Red light therapy, or RLT, and often known as low level light therapy (LLLT) or more frequently as photobimodulation (PBM) these days, uses specialized bulbs and/or diodes that produce light in the red and infrared parts of the spectrum. By placing these lights close to their skin, a person can allow these light waves to penetrate down into their bodies, reaching cells well below the outer layers of dermis.
The biochemical effect red light (and infrared light) has on cells is to increase mitochondrial activity which leads to more ATP production. The benefits of RLT can include better wound healing, scar and wrinkle reduction, and reduced acne. In some people, red light therapy can stimulate hair growth. In others it reduces pain, stiffness, and inflammation. And many people who practice RLT report a better overall mood and sense of wellness.
How to Use Red Light Therapy at Home
When it comes to all medical matters, when in doubt, talk to a doctor. And don’t consider DIY photobimodulation as a surefire way to treat any maladies or ameliorate any conditions, necessarily. For the potential benefits RLT can offer, give yourself the best chances for success and ensure ideal safety during sessions with purpose-built red light therapy devices.
There are wraps inset with red light diodes that are made for feet, knees and elbows, and these are great for treating specific areas while limiting exposure to other parts of the body. There are also larger flat panels of red light LEDs better for use of RLT as a treatment for, say, acne or wrinkles of the face.
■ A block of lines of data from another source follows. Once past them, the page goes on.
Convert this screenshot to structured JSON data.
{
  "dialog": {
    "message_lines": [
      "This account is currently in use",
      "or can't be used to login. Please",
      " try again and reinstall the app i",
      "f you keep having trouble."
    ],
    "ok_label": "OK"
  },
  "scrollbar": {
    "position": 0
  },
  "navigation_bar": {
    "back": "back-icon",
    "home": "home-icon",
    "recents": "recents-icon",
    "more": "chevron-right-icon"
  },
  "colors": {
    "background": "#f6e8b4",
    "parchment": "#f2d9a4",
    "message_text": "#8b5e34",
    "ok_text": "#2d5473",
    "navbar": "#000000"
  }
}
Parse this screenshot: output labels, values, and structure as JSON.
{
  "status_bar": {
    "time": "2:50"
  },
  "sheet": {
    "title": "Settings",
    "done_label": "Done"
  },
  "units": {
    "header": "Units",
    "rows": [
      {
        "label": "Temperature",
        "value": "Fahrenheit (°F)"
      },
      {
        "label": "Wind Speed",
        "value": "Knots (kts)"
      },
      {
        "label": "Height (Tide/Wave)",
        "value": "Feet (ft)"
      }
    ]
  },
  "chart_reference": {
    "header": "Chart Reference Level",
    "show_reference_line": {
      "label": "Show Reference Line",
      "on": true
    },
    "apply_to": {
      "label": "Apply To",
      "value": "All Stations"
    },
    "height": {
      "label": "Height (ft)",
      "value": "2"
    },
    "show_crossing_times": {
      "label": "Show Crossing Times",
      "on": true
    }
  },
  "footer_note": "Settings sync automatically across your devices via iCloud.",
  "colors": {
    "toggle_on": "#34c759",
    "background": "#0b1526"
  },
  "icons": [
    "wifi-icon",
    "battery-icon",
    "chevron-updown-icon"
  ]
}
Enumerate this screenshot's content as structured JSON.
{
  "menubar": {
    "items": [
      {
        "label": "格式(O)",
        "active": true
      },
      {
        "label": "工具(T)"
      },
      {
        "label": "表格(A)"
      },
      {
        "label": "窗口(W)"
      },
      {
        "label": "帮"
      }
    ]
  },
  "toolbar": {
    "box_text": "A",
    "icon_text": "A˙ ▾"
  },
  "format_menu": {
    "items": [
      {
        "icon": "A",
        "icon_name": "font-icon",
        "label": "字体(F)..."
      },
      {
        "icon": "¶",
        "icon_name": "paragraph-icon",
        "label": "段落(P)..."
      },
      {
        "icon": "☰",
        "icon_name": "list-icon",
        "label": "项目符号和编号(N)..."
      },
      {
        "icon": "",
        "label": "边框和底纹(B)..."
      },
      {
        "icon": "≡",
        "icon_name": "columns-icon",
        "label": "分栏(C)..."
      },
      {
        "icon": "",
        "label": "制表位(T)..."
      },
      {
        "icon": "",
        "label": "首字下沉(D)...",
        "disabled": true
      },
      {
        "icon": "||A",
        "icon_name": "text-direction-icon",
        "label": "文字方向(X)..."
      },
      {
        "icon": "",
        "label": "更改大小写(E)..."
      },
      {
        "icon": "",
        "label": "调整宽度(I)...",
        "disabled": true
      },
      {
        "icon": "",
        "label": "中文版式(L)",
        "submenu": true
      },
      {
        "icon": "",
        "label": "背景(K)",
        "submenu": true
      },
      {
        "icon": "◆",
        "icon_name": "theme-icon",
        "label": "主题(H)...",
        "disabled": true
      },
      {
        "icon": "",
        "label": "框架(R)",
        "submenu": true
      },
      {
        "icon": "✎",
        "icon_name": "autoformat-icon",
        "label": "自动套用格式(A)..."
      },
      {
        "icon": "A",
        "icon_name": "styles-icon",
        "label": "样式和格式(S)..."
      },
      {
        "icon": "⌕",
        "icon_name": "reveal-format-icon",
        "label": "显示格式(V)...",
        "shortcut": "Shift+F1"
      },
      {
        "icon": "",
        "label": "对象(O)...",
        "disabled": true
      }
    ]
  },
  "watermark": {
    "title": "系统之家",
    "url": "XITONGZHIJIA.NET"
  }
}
And in between these two are hand-held red light therapy devices that concentrate infrared and red light on a limited area. This type of tool is ideal for applications on specific regions, like over a scar or an area of your body that’s often stiff or sore.
Is Red Light Therapy Effective? And Is PBM Safe?
The proverbial jury is still out on all of the benefits of red light therapy. Some medical experts swear by the practice as a treatment for everything from pain and inflammation reduction, some skincare professionals recommend it for scar and acne mitigation and increased hair growth. Others even recommend it for treating depression or to increase the heartiness of the human immune system.
These latter claims are less well-supported, whereas the benefits of red light therapy on a more surface level, such as its help with skin conditions, wound repair, and better muscle and joint function are better accepted. But while the medical community is far from a universal endorsement of RLT – which is in its infancy in the greater context of medicine, this therapeutic treatment only having emerged in the last 50 years – it’s generally accepted that red light therapy is safe for most people.
Prolonged exposure to infrared light may pose some risk of damage to the eyes, so protective eyewear is a good idea when you are doing red light therapy (and keep in mind that infrared light is invisible to the human eye, so you might not think of it as potentially damaging). And in limited cases, people have reported blistering and mild burns from intense RLT, often in cases where they accidentally fell asleep and left the light units shining on them for far longer than expected.
Overall, RLT is safe and is likely an effective addition to your larger health and wellness efforts. One final thought, though: it’s still a good idea to get out there into the sunlight for at least 15 or 20 minutes daily, as it’s the sun’s ultraviolet B (UVB) rays that interact with the 7-DHC protein in the skin, converting it into vitamin D3. UV light can also stimulate hormone production and improved immune response. Plus, natural light and time outdoors will just make you feel better.